■ **DESCRIPTION OF THE TASK**
Within the records, find every line that includes the word "kind" and copy it.

━━━━━━━━━━

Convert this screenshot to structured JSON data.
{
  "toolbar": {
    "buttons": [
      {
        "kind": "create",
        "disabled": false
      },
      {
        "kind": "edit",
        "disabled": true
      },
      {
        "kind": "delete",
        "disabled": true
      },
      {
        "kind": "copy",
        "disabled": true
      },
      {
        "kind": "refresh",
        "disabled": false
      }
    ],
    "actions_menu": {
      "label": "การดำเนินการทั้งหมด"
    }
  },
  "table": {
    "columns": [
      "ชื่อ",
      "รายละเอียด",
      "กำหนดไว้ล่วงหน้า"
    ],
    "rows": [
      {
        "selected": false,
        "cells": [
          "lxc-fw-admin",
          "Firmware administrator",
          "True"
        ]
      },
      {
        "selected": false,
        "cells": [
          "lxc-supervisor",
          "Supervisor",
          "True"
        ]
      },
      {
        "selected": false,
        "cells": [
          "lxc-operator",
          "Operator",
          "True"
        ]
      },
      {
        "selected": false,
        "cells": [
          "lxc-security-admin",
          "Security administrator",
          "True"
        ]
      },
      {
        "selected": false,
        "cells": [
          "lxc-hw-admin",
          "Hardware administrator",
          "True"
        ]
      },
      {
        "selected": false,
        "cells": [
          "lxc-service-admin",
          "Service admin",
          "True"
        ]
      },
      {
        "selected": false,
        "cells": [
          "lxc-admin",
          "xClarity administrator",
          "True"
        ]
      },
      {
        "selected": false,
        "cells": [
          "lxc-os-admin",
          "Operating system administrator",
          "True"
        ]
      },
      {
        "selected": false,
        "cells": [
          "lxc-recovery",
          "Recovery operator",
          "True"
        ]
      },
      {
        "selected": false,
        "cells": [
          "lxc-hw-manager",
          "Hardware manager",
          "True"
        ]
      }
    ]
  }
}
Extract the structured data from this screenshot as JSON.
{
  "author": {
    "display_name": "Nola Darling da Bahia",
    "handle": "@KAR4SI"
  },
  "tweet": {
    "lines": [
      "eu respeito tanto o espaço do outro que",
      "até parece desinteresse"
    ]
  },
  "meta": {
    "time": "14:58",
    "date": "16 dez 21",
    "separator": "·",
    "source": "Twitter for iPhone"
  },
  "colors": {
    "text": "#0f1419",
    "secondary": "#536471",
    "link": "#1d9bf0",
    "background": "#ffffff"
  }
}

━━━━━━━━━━

■ **ANSWER TO THE PROBLEM**
        "kind": "create",
        "kind": "edit",
        "kind": "delete",
        "kind": "copy",
        "kind": "refresh",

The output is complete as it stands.